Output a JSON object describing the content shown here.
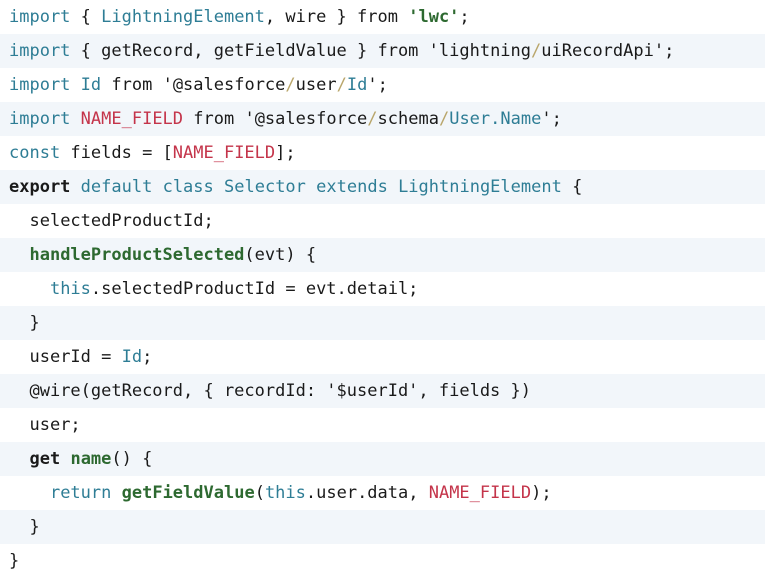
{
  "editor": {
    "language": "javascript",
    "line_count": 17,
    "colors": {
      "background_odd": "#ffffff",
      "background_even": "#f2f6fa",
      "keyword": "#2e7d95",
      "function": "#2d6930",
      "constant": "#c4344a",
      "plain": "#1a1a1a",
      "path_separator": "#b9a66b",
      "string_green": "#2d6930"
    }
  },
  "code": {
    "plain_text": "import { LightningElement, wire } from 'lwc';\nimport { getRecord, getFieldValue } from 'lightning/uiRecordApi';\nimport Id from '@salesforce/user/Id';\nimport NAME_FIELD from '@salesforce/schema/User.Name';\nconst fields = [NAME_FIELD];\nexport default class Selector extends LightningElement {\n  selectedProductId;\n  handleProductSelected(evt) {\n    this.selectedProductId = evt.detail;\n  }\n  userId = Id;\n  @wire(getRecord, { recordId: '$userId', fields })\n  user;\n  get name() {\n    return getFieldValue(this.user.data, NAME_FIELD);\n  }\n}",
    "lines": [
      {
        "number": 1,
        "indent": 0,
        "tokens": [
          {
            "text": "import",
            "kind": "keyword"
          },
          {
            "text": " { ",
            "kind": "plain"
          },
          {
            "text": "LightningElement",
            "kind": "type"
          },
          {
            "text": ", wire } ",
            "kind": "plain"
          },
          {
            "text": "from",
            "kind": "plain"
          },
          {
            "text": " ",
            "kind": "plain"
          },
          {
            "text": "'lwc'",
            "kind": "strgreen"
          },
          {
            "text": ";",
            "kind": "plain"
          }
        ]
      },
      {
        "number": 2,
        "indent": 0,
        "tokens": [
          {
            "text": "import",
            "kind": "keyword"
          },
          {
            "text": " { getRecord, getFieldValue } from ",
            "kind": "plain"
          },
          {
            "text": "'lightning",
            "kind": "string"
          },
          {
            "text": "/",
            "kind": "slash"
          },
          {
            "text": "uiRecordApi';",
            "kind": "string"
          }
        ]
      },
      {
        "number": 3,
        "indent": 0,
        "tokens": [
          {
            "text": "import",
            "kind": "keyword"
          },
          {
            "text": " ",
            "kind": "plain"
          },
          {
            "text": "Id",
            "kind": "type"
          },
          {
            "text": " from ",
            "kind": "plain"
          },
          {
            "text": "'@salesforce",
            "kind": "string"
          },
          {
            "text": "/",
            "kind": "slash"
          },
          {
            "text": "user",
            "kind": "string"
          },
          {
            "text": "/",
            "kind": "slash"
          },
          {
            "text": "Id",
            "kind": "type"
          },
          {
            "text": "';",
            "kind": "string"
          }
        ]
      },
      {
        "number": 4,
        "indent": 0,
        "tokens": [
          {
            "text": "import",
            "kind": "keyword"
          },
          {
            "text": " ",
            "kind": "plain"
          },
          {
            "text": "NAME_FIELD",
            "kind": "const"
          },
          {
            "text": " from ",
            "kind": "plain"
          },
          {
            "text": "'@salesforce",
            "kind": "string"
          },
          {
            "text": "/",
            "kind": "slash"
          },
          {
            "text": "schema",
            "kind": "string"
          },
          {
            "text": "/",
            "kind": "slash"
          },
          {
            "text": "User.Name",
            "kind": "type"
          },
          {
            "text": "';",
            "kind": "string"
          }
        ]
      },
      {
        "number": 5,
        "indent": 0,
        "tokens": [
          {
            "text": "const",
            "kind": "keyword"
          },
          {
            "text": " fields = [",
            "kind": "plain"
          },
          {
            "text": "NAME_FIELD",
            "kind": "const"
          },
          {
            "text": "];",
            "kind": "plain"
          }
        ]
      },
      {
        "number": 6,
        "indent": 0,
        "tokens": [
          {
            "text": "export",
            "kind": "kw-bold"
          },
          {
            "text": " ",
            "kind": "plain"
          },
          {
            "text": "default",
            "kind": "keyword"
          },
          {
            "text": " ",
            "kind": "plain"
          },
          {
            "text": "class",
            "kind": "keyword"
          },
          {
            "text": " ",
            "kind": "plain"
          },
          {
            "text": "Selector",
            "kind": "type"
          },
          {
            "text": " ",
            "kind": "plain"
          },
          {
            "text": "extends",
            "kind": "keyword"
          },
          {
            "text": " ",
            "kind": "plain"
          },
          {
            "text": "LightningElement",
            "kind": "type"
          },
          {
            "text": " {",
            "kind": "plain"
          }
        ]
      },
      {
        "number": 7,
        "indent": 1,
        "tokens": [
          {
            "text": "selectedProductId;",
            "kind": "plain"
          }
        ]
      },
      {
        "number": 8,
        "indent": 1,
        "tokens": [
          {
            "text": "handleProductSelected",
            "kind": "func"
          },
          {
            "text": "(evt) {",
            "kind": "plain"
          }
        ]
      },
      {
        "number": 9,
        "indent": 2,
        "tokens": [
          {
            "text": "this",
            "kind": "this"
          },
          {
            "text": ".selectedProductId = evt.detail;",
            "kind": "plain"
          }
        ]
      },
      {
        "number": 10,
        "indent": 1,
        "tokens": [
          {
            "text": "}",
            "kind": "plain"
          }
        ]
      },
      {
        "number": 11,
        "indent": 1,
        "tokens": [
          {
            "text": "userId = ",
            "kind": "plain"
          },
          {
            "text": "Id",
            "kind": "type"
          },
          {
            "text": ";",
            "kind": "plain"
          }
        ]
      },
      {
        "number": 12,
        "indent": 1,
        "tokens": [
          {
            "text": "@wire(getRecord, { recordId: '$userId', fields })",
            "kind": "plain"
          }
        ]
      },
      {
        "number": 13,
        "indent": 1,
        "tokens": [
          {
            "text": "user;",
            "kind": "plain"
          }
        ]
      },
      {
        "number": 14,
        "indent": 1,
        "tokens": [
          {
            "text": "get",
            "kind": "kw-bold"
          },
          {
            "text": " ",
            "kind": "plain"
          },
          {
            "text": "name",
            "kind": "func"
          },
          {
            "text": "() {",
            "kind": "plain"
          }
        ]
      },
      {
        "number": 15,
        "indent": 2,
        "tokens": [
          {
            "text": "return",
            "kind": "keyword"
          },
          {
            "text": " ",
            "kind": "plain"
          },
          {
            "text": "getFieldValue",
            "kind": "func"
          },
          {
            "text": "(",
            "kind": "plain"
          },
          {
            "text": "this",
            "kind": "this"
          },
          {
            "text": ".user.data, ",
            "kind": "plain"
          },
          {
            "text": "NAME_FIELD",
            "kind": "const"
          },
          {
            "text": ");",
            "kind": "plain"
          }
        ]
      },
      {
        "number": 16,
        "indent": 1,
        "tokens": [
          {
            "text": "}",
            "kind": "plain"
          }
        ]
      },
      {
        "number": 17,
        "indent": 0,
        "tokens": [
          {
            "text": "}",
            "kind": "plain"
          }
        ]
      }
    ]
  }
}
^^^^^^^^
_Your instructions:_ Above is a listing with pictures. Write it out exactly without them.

_Task answer:_
Output a JSON object describing the content shown here.
{
  "editor": {
    "language": "javascript",
    "line_count": 17,
    "colors": {
      "background_odd": "#ffffff",
      "background_even": "#f2f6fa",
      "keyword": "#2e7d95",
      "function": "#2d6930",
      "constant": "#c4344a",
      "plain": "#1a1a1a",
      "path_separator": "#b9a66b",
      "string_green": "#2d6930"
    }
  },
  "code": {
    "plain_text": "import { LightningElement, wire } from 'lwc';\nimport { getRecord, getFieldValue } from 'lightning/uiRecordApi';\nimport Id from '@salesforce/user/Id';\nimport NAME_FIELD from '@salesforce/schema/User.Name';\nconst fields = [NAME_FIELD];\nexport default class Selector extends LightningElement {\n  selectedProductId;\n  handleProductSelected(evt) {\n    this.selectedProductId = evt.detail;\n  }\n  userId = Id;\n  @wire(getRecord, { recordId: '$userId', fields })\n  user;\n  get name() {\n    return getFieldValue(this.user.data, NAME_FIELD);\n  }\n}",
    "lines": [
      {
        "number": 1,
        "indent": 0,
        "tokens": [
          {
            "text": "import",
            "kind": "keyword"
          },
          {
            "text": " { ",
            "kind": "plain"
          },
          {
            "text": "LightningElement",
            "kind": "type"
          },
          {
            "text": ", wire } ",
            "kind": "plain"
          },
          {
            "text": "from",
            "kind": "plain"
          },
          {
            "text": " ",
            "kind": "plain"
          },
          {
            "text": "'lwc'",
            "kind": "strgreen"
          },
          {
            "text": ";",
            "kind": "plain"
          }
        ]
      },
      {
        "number": 2,
        "indent": 0,
        "tokens": [
          {
            "text": "import",
            "kind": "keyword"
          },
          {
            "text": " { getRecord, getFieldValue } from ",
            "kind": "plain"
          },
          {
            "text": "'lightning",
            "kind": "string"
          },
          {
            "text": "/",
            "kind": "slash"
          },
          {
            "text": "uiRecordApi';",
            "kind": "string"
          }
        ]
      },
      {
        "number": 3,
        "indent": 0,
        "tokens": [
          {
            "text": "import",
            "kind": "keyword"
          },
          {
            "text": " ",
            "kind": "plain"
          },
          {
            "text": "Id",
            "kind": "type"
          },
          {
            "text": " from ",
            "kind": "plain"
          },
          {
            "text": "'@salesforce",
            "kind": "string"
          },
          {
            "text": "/",
            "kind": "slash"
          },
          {
            "text": "user",
            "kind": "string"
          },
          {
            "text": "/",
            "kind": "slash"
          },
          {
            "text": "Id",
            "kind": "type"
          },
          {
            "text": "';",
            "kind": "string"
          }
        ]
      },
      {
        "number": 4,
        "indent": 0,
        "tokens": [
          {
            "text": "import",
            "kind": "keyword"
          },
          {
            "text": " ",
            "kind": "plain"
          },
          {
            "text": "NAME_FIELD",
            "kind": "const"
          },
          {
            "text": " from ",
            "kind": "plain"
          },
          {
            "text": "'@salesforce",
            "kind": "string"
          },
          {
            "text": "/",
            "kind": "slash"
          },
          {
            "text": "schema",
            "kind": "string"
          },
          {
            "text": "/",
            "kind": "slash"
          },
          {
            "text": "User.Name",
            "kind": "type"
          },
          {
            "text": "';",
            "kind": "string"
          }
        ]
      },
      {
        "number": 5,
        "indent": 0,
        "tokens": [
          {
            "text": "const",
            "kind": "keyword"
          },
          {
            "text": " fields = [",
            "kind": "plain"
          },
          {
            "text": "NAME_FIELD",
            "kind": "const"
          },
          {
            "text": "];",
            "kind": "plain"
          }
        ]
      },
      {
        "number": 6,
        "indent": 0,
        "tokens": [
          {
            "text": "export",
            "kind": "kw-bold"
          },
          {
            "text": " ",
            "kind": "plain"
          },
          {
            "text": "default",
            "kind": "keyword"
          },
          {
            "text": " ",
            "kind": "plain"
          },
          {
            "text": "class",
            "kind": "keyword"
          },
          {
            "text": " ",
            "kind": "plain"
          },
          {
            "text": "Selector",
            "kind": "type"
          },
          {
            "text": " ",
            "kind": "plain"
          },
          {
            "text": "extends",
            "kind": "keyword"
          },
          {
            "text": " ",
            "kind": "plain"
          },
          {
            "text": "LightningElement",
            "kind": "type"
          },
          {
            "text": " {",
            "kind": "plain"
          }
        ]
      },
      {
        "number": 7,
        "indent": 1,
        "tokens": [
          {
            "text": "selectedProductId;",
            "kind": "plain"
          }
        ]
      },
      {
        "number": 8,
        "indent": 1,
        "tokens": [
          {
            "text": "handleProductSelected",
            "kind": "func"
          },
          {
            "text": "(evt) {",
            "kind": "plain"
          }
        ]
      },
      {
        "number": 9,
        "indent": 2,
        "tokens": [
          {
            "text": "this",
            "kind": "this"
          },
          {
            "text": ".selectedProductId = evt.detail;",
            "kind": "plain"
          }
        ]
      },
      {
        "number": 10,
        "indent": 1,
        "tokens": [
          {
            "text": "}",
            "kind": "plain"
          }
        ]
      },
      {
        "number": 11,
        "indent": 1,
        "tokens": [
          {
            "text": "userId = ",
            "kind": "plain"
          },
          {
            "text": "Id",
            "kind": "type"
          },
          {
            "text": ";",
            "kind": "plain"
          }
        ]
      },
      {
        "number": 12,
        "indent": 1,
        "tokens": [
          {
            "text": "@wire(getRecord, { recordId: '$userId', fields })",
            "kind": "plain"
          }
        ]
      },
      {
        "number": 13,
        "indent": 1,
        "tokens": [
          {
            "text": "user;",
            "kind": "plain"
          }
        ]
      },
      {
        "number": 14,
        "indent": 1,
        "tokens": [
          {
            "text": "get",
            "kind": "kw-bold"
          },
          {
            "text": " ",
            "kind": "plain"
          },
          {
            "text": "name",
            "kind": "func"
          },
          {
            "text": "() {",
            "kind": "plain"
          }
        ]
      },
      {
        "number": 15,
        "indent": 2,
        "tokens": [
          {
            "text": "return",
            "kind": "keyword"
          },
          {
            "text": " ",
            "kind": "plain"
          },
          {
            "text": "getFieldValue",
            "kind": "func"
          },
          {
            "text": "(",
            "kind": "plain"
          },
          {
            "text": "this",
            "kind": "this"
          },
          {
            "text": ".user.data, ",
            "kind": "plain"
          },
          {
            "text": "NAME_FIELD",
            "kind": "const"
          },
          {
            "text": ");",
            "kind": "plain"
          }
        ]
      },
      {
        "number": 16,
        "indent": 1,
        "tokens": [
          {
            "text": "}",
            "kind": "plain"
          }
        ]
      },
      {
        "number": 17,
        "indent": 0,
        "tokens": [
          {
            "text": "}",
            "kind": "plain"
          }
        ]
      }
    ]
  }
}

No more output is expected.